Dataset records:
- Opening Delimiter -

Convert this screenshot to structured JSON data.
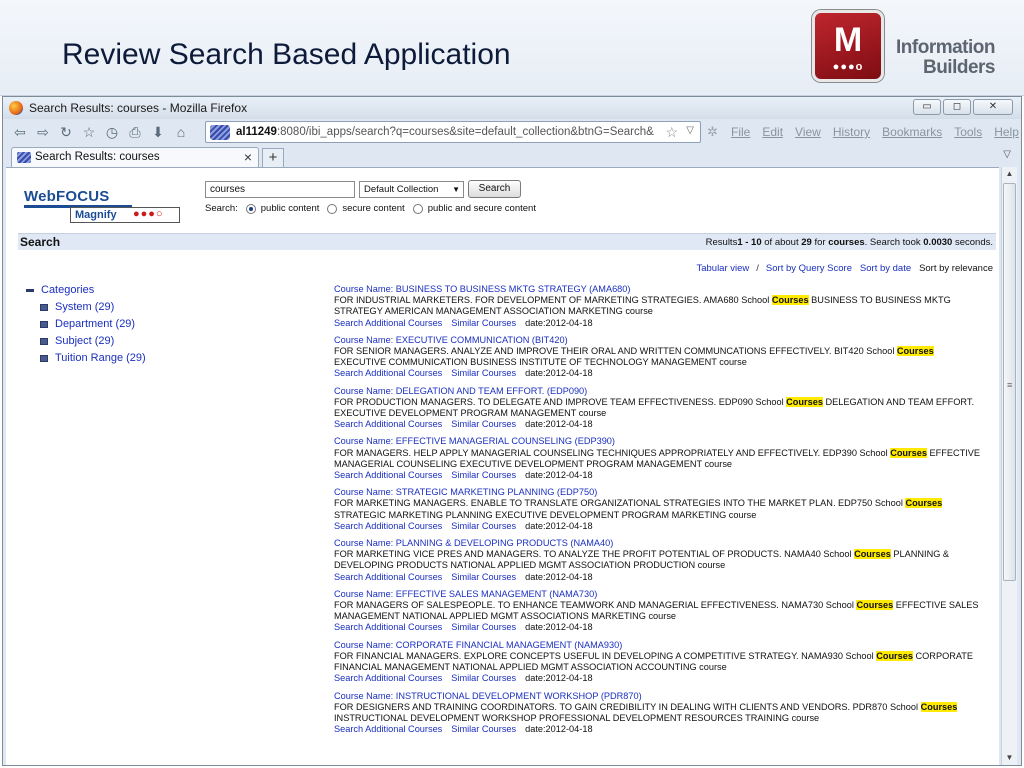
{
  "slide": {
    "title": "Review Search Based Application",
    "logo_letter": "M",
    "logo_dots": "●●●o",
    "logo_text_line1": "Information",
    "logo_text_line2": "Builders"
  },
  "browser": {
    "window_title": "Search Results: courses - Mozilla Firefox",
    "controls": [
      "▭",
      "◻",
      "✕"
    ],
    "url_host": "al11249",
    "url_rest": ":8080/ibi_apps/search?q=courses&site=default_collection&btnG=Search&",
    "menu": [
      "File",
      "Edit",
      "View",
      "History",
      "Bookmarks",
      "Tools",
      "Help"
    ],
    "tab_label": "Search Results: courses",
    "tab_close": "×",
    "new_tab": "+"
  },
  "page": {
    "logo_brand": "WebFOCUS",
    "logo_product": "Magnify",
    "logo_dots": "●●●○",
    "search_value": "courses",
    "collection": "Default Collection",
    "search_button": "Search",
    "scope_label": "Search:",
    "scope_options": [
      "public content",
      "secure content",
      "public and secure content"
    ],
    "band_title": "Search",
    "stats": {
      "prefix": "Results",
      "range": "1 - 10",
      "of": " of about ",
      "total": "29",
      "for": " for ",
      "query": "courses",
      "took": ". Search took ",
      "time": "0.0030",
      "unit": " seconds."
    },
    "sort": [
      "Tabular view",
      "/",
      "Sort by Query Score",
      "Sort by date",
      "Sort by relevance"
    ],
    "facets": {
      "root": "Categories",
      "items": [
        "System  (29)",
        "Department  (29)",
        "Subject  (29)",
        "Tuition Range  (29)"
      ]
    },
    "result_links": {
      "search_additional": "Search Additional Courses",
      "similar": "Similar Courses"
    },
    "highlight_word": "Courses",
    "results": [
      {
        "title": "Course Name: BUSINESS TO BUSINESS MKTG STRATEGY (AMA680)",
        "pre": "FOR INDUSTRIAL MARKETERS. FOR DEVELOPMENT OF MARKETING STRATEGIES. AMA680 School ",
        "post": " BUSINESS TO BUSINESS MKTG STRATEGY AMERICAN MANAGEMENT ASSOCIATION MARKETING course",
        "date": "date:2012-04-18"
      },
      {
        "title": "Course Name: EXECUTIVE COMMUNICATION (BIT420)",
        "pre": "FOR SENIOR MANAGERS. ANALYZE AND IMPROVE THEIR ORAL AND WRITTEN COMMUNCATIONS EFFECTIVELY. BIT420 School ",
        "post": " EXECUTIVE COMMUNICATION BUSINESS INSTITUTE OF TECHNOLOGY MANAGEMENT course",
        "date": "date:2012-04-18"
      },
      {
        "title": "Course Name: DELEGATION AND TEAM EFFORT. (EDP090)",
        "pre": "FOR PRODUCTION MANAGERS. TO DELEGATE AND IMPROVE TEAM EFFECTIVENESS. EDP090 School ",
        "post": " DELEGATION AND TEAM EFFORT. EXECUTIVE DEVELOPMENT PROGRAM MANAGEMENT course",
        "date": "date:2012-04-18"
      },
      {
        "title": "Course Name: EFFECTIVE MANAGERIAL COUNSELING (EDP390)",
        "pre": "FOR MANAGERS. HELP APPLY MANAGERIAL COUNSELING TECHNIQUES APPROPRIATELY AND EFFECTIVELY. EDP390 School ",
        "post": " EFFECTIVE MANAGERIAL COUNSELING EXECUTIVE DEVELOPMENT PROGRAM MANAGEMENT course",
        "date": "date:2012-04-18"
      },
      {
        "title": "Course Name: STRATEGIC MARKETING PLANNING (EDP750)",
        "pre": "FOR MARKETING MANAGERS. ENABLE TO TRANSLATE ORGANIZATIONAL STRATEGIES INTO THE MARKET PLAN. EDP750 School ",
        "post": " STRATEGIC MARKETING PLANNING EXECUTIVE DEVELOPMENT PROGRAM MARKETING course",
        "date": "date:2012-04-18"
      },
      {
        "title": "Course Name: PLANNING & DEVELOPING PRODUCTS (NAMA40)",
        "pre": "FOR MARKETING VICE PRES AND MANAGERS. TO ANALYZE THE PROFIT POTENTIAL OF PRODUCTS. NAMA40 School ",
        "post": " PLANNING & DEVELOPING PRODUCTS NATIONAL APPLIED MGMT ASSOCIATION PRODUCTION course",
        "date": "date:2012-04-18"
      },
      {
        "title": "Course Name: EFFECTIVE SALES MANAGEMENT (NAMA730)",
        "pre": "FOR MANAGERS OF SALESPEOPLE. TO ENHANCE TEAMWORK AND MANAGERIAL EFFECTIVENESS. NAMA730 School ",
        "post": " EFFECTIVE SALES MANAGEMENT NATIONAL APPLIED MGMT ASSOCIATIONS MARKETING course",
        "date": "date:2012-04-18"
      },
      {
        "title": "Course Name: CORPORATE FINANCIAL MANAGEMENT (NAMA930)",
        "pre": "FOR FINANCIAL MANAGERS. EXPLORE CONCEPTS USEFUL IN DEVELOPING A COMPETITIVE STRATEGY. NAMA930 School ",
        "post": " CORPORATE FINANCIAL MANAGEMENT NATIONAL APPLIED MGMT ASSOCIATION ACCOUNTING course",
        "date": "date:2012-04-18"
      },
      {
        "title": "Course Name: INSTRUCTIONAL DEVELOPMENT WORKSHOP (PDR870)",
        "pre": "FOR DESIGNERS AND TRAINING COORDINATORS. TO GAIN CREDIBILITY IN DEALING WITH CLIENTS AND VENDORS. PDR870 School ",
        "post": " INSTRUCTIONAL DEVELOPMENT WORKSHOP PROFESSIONAL DEVELOPMENT RESOURCES TRAINING course",
        "date": "date:2012-04-18"
      }
    ]
  }
}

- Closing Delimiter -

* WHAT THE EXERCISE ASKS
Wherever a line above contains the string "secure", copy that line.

* EXERCISE SOLUTION
      "secure content",
      "public and secure content"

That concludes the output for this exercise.